Andrew Clements was born in 1949 and grew up in New Jersey and Illinois. After attending college and receiving his degree in English, Clements taught 4th and 8th Grade for seven years. But he didn't have a pemanent position, so when he was laid off, he moved onto the publishing world, and went from being an editor, to sales and marketing, to translating for several of the large publishing companies. Clements is well known for his picture book texts, but it was his middle school novel, Frindle, that was a breakthrough for his writing career. Frindle has won many awards, including the Georgia Children's Book Award, the Sasquatch Children's Book Award, the Massachusetts Children's Book Award, the Rhode Island Children's Book Award, and the Year 2000 Young Hoosier Book Award.

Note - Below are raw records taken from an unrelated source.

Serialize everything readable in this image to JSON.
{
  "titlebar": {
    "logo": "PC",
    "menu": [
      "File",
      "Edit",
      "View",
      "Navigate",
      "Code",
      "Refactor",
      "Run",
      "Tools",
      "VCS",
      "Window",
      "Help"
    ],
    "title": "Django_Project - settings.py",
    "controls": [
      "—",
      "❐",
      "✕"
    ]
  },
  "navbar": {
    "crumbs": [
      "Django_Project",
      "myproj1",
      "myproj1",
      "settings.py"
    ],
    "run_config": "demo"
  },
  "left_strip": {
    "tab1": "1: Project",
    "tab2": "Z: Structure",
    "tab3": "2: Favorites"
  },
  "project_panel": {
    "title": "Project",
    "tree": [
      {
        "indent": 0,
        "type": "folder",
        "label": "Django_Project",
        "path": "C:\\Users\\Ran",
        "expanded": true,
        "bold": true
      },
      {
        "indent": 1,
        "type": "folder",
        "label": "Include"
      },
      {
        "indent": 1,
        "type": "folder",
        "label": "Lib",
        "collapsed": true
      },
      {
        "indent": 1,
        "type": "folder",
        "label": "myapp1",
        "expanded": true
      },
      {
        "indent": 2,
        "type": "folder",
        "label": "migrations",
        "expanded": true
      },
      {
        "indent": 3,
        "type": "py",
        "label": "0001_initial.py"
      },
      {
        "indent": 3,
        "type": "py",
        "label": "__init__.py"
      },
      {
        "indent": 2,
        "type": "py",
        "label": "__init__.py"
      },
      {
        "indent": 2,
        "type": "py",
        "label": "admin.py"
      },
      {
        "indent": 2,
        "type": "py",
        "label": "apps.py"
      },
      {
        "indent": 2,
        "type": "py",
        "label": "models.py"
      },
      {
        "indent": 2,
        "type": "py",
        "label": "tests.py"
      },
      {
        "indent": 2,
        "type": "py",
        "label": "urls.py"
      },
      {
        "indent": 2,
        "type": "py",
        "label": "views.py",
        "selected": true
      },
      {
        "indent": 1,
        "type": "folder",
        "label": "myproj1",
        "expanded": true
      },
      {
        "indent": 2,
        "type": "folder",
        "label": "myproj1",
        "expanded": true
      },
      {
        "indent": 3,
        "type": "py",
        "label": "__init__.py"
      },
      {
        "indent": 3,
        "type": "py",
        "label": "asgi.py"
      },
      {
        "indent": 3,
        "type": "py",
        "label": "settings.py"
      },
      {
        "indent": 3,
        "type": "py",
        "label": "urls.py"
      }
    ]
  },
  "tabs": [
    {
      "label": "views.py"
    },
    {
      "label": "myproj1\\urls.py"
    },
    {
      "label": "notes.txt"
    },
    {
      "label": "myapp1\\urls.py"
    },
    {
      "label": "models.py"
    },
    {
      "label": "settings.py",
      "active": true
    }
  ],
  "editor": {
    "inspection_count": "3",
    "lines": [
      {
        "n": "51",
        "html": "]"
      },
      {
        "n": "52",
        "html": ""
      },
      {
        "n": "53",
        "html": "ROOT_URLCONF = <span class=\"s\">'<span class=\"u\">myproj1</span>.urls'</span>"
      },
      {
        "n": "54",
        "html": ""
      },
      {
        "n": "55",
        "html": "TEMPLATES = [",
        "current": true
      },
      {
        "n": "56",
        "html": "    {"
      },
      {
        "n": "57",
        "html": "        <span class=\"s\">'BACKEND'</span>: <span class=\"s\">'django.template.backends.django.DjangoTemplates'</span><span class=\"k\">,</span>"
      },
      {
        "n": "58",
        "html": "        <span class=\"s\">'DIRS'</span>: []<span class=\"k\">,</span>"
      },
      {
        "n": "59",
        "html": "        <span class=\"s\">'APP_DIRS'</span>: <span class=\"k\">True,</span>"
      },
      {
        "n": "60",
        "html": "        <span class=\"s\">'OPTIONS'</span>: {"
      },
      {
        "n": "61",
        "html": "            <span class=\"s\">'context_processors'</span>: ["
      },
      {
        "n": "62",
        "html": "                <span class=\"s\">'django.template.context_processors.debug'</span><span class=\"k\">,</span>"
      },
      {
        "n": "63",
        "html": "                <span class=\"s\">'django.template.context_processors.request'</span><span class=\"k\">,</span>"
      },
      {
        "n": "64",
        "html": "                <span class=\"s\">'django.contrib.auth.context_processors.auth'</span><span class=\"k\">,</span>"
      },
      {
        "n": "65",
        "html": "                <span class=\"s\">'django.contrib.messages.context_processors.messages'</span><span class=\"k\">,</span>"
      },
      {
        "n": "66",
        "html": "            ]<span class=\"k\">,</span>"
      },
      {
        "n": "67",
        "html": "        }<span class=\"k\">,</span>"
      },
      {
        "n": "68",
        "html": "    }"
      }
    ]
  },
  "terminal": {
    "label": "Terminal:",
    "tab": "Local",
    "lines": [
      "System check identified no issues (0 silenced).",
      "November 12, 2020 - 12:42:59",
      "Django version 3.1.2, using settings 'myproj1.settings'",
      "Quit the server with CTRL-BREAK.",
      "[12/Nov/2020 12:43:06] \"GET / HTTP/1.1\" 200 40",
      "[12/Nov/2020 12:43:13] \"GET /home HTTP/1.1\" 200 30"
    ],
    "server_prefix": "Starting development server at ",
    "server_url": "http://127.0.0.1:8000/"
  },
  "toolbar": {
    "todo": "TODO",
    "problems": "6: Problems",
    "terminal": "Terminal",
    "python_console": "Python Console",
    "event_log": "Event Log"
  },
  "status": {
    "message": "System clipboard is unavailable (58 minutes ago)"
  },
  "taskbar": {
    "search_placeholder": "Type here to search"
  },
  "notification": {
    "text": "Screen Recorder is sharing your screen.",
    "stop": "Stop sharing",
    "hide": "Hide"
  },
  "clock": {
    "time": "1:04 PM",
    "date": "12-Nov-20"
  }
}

In addition to The Invention of Hugo Cabret, Brian Selznick is the illustrator of the Caldecott Honor winner, The Dinosaurs of Waterhouse Hawkins, and The New York Times Best Illustrated Walt Whitman: Words for America, both by Barbara Kerley, as well as the Sibert Honor Winner When Marian Sang, by Pam Muñoz Ryan, and numerous other celebrated picture books and novels. Brian has also worked as a set designer and a puppeteer. When he isn’t traveling to promote his work all over the world, he lives in San Diego, California, and Brooklyn, New York.